Activity: Search the records for the string "this", and show each line where it appears.

Data for the task:
[Start of section]
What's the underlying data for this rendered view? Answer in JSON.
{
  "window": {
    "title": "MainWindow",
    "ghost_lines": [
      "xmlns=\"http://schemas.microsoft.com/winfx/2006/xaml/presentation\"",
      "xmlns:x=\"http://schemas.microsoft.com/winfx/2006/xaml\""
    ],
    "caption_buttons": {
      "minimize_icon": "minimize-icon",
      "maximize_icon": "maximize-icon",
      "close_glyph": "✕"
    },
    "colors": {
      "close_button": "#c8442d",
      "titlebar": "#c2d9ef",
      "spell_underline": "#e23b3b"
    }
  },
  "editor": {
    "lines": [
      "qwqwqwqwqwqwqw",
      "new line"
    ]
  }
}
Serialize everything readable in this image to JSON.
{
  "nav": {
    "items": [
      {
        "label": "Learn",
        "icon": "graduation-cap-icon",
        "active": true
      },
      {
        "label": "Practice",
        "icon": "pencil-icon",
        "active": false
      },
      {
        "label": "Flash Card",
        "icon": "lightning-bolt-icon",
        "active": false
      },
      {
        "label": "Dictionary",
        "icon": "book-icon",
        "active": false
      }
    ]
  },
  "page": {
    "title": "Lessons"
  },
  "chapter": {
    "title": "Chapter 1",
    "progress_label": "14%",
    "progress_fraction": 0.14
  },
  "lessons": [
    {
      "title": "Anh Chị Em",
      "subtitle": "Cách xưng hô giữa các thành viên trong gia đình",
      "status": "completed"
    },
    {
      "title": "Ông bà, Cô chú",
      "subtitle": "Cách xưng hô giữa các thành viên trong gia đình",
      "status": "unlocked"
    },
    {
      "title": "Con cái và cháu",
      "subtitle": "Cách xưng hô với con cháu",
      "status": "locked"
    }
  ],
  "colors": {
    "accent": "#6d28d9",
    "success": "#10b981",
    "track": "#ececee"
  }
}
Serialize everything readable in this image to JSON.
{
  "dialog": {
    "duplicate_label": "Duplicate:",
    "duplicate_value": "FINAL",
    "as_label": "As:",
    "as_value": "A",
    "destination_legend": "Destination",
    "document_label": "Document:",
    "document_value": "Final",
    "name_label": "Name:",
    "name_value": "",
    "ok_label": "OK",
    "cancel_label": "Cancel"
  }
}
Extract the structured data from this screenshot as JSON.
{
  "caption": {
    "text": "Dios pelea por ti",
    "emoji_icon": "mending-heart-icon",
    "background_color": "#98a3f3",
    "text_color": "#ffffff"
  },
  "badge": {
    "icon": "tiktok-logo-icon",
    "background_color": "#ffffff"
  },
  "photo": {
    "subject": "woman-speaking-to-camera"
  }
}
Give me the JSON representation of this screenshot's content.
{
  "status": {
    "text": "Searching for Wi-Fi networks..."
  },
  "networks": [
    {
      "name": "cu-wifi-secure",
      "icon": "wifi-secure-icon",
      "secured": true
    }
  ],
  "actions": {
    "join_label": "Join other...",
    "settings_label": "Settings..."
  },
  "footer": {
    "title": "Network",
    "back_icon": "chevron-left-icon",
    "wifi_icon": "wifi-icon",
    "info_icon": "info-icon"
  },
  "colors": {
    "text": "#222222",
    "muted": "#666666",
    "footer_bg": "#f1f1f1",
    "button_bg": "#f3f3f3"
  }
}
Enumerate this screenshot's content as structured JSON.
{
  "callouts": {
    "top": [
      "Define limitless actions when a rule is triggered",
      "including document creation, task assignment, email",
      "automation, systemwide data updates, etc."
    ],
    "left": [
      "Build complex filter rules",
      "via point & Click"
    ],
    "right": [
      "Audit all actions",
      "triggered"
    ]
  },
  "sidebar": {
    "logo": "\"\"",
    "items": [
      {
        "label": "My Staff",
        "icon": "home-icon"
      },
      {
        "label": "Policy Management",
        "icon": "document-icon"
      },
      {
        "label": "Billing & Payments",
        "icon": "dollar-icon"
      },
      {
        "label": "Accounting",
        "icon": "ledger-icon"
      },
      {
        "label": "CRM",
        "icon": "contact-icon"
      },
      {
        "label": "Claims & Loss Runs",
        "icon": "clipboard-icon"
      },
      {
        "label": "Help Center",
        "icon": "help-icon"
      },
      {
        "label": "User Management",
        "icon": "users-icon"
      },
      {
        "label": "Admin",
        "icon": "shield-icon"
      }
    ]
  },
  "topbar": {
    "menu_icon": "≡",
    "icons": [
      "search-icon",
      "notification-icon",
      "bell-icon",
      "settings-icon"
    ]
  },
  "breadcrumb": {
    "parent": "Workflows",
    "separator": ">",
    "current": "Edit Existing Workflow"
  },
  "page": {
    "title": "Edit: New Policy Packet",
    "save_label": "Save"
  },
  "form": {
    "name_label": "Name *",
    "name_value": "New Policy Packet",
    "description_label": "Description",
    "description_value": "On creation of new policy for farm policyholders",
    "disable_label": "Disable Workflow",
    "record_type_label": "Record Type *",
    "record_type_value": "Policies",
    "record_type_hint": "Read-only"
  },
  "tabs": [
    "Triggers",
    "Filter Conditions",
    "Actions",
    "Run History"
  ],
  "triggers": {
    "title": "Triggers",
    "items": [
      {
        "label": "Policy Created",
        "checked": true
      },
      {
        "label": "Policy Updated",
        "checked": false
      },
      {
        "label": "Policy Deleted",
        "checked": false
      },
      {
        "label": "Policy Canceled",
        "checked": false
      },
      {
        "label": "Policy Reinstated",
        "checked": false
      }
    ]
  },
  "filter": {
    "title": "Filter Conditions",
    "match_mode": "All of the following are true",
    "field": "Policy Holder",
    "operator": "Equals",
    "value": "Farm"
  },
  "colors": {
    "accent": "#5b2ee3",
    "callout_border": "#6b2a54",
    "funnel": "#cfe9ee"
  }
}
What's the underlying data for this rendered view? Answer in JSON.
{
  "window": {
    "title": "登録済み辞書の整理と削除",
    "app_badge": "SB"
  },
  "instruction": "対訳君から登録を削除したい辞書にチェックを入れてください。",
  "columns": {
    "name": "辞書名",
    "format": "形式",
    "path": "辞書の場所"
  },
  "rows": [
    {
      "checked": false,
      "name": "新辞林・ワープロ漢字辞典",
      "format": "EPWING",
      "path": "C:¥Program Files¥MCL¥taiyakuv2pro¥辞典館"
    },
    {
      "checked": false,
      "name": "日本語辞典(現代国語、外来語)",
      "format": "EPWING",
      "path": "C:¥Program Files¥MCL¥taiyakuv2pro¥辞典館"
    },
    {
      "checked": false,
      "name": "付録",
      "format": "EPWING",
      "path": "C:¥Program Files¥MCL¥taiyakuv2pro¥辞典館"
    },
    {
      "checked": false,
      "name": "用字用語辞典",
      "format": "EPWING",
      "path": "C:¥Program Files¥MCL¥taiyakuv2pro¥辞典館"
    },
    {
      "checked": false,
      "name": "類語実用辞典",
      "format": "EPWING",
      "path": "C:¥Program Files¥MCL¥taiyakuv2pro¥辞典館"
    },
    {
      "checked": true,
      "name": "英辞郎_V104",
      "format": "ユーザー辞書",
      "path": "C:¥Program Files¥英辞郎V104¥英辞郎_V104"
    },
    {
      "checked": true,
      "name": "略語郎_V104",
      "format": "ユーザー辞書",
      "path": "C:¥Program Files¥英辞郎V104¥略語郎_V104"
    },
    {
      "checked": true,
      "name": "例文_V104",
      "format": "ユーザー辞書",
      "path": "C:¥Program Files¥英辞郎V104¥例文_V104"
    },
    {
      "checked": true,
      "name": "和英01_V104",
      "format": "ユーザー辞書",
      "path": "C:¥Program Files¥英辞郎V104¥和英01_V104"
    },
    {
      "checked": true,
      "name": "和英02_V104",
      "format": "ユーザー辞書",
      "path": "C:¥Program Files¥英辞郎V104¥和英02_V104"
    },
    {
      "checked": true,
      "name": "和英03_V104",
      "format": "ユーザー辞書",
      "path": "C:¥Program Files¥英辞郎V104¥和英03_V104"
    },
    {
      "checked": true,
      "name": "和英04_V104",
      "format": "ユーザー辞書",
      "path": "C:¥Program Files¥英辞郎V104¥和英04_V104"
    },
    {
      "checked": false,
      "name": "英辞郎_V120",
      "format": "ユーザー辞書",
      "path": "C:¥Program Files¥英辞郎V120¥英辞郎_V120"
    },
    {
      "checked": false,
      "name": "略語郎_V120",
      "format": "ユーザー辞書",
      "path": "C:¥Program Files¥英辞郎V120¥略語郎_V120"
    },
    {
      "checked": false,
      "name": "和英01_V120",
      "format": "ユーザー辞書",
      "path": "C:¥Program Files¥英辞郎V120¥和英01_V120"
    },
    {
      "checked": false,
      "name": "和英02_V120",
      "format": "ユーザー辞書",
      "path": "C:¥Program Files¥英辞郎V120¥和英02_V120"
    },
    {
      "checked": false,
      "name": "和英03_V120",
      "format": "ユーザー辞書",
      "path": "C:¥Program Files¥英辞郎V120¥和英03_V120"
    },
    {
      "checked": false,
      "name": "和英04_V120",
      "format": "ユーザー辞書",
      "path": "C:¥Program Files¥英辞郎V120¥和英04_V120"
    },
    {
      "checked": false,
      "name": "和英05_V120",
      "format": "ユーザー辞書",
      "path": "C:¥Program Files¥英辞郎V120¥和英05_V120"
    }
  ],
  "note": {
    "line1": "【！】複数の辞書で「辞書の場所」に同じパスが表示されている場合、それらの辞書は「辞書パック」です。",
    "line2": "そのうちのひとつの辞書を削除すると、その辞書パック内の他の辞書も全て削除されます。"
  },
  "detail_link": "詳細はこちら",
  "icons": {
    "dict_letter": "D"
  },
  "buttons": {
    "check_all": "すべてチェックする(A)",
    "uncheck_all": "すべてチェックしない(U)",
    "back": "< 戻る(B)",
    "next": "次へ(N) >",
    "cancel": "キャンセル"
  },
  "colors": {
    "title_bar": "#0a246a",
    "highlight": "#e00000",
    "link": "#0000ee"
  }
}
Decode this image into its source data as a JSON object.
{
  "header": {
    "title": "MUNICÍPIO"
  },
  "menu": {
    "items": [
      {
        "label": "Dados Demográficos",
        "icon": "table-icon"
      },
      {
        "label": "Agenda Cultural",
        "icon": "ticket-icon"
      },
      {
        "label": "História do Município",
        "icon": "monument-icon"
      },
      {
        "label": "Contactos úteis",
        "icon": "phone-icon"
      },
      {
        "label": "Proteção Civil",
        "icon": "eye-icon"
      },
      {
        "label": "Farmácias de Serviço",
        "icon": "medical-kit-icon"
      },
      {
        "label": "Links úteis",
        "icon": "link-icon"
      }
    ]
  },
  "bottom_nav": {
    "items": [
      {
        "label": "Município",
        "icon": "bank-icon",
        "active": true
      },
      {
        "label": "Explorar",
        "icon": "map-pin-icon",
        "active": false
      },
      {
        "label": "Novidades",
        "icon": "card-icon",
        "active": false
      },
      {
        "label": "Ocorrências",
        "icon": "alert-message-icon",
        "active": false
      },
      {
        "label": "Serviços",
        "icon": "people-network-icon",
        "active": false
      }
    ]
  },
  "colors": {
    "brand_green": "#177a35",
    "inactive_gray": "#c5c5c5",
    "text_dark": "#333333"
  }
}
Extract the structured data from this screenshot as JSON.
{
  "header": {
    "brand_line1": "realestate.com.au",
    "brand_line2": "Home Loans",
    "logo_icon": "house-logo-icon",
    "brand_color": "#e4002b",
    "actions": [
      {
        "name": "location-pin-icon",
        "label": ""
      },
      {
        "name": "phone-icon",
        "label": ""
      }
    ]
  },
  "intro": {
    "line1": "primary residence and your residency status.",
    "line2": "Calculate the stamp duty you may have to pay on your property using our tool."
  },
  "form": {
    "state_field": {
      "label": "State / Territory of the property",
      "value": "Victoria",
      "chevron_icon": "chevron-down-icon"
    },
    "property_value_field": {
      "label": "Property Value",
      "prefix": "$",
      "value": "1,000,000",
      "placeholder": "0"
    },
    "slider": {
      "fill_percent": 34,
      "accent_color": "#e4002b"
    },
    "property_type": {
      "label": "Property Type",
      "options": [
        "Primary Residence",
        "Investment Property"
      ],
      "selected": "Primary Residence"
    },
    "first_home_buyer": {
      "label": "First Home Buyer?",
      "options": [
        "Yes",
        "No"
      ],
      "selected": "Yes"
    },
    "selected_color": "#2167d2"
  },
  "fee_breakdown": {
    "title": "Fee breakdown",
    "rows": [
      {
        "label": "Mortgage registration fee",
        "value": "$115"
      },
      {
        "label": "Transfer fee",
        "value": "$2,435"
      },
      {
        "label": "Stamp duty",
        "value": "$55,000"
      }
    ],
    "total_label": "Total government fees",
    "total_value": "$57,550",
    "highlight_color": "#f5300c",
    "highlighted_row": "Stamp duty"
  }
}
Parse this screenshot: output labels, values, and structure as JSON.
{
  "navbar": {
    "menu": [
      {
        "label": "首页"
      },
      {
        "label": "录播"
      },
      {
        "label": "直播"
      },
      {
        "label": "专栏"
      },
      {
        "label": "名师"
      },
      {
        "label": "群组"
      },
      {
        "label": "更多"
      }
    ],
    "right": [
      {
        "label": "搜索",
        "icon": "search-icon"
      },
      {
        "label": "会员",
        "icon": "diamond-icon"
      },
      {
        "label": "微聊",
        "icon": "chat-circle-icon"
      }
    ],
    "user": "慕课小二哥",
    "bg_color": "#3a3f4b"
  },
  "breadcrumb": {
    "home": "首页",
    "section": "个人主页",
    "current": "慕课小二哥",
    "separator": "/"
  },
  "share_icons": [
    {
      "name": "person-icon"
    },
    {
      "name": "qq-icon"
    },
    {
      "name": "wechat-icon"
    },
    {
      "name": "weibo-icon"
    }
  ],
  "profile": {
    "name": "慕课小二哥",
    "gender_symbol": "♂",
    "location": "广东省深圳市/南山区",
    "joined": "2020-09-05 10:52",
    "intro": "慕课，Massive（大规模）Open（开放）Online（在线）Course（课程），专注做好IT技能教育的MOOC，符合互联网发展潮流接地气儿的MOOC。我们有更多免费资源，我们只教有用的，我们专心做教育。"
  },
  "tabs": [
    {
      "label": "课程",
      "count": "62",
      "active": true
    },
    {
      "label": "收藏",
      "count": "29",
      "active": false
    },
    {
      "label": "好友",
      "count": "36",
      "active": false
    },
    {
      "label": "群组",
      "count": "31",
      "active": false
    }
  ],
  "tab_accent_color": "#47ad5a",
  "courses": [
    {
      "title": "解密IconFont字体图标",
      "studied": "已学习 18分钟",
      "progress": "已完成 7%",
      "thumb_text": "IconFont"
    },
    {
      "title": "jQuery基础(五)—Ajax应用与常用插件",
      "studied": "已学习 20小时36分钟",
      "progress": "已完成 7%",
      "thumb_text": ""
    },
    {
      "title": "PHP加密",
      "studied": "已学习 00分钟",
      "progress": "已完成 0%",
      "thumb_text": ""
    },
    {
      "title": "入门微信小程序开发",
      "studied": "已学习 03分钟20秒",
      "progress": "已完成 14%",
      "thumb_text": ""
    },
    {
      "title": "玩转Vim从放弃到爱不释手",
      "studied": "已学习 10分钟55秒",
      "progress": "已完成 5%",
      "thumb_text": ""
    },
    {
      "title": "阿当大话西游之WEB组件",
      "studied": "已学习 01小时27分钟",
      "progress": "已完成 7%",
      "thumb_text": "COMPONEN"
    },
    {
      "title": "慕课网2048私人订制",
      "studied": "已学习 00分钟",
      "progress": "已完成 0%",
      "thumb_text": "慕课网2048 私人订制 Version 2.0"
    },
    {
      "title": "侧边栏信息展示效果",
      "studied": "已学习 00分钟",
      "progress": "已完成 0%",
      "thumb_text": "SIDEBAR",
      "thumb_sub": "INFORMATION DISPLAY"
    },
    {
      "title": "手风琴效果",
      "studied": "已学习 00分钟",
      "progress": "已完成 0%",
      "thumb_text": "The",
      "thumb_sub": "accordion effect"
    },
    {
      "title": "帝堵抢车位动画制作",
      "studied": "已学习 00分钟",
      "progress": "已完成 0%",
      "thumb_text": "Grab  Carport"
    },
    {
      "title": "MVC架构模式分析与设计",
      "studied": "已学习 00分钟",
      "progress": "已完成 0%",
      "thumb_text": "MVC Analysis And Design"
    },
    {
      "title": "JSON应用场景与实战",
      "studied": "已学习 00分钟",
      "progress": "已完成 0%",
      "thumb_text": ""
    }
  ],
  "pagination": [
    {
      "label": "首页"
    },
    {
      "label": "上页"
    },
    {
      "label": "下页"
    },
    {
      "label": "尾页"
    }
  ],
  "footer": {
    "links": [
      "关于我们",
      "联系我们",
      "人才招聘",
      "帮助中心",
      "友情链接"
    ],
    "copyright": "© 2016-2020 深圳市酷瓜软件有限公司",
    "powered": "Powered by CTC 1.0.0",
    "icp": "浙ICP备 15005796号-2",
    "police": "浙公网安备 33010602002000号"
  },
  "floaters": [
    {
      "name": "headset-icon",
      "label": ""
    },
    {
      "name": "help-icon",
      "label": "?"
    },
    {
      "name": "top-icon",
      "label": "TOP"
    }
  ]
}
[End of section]
Finished task:
What's the underlying data for this rendered view? Answer in JSON.
Serialize everything readable in this image to JSON.
Serialize everything readable in this image to JSON.
Extract the structured data from this screenshot as JSON.
Give me the JSON representation of this screenshot's content.
Enumerate this screenshot's content as structured JSON.
What's the underlying data for this rendered view? Answer in JSON.
Decode this image into its source data as a JSON object.
Extract the structured data from this screenshot as JSON.
Parse this screenshot: output labels, values, and structure as JSON.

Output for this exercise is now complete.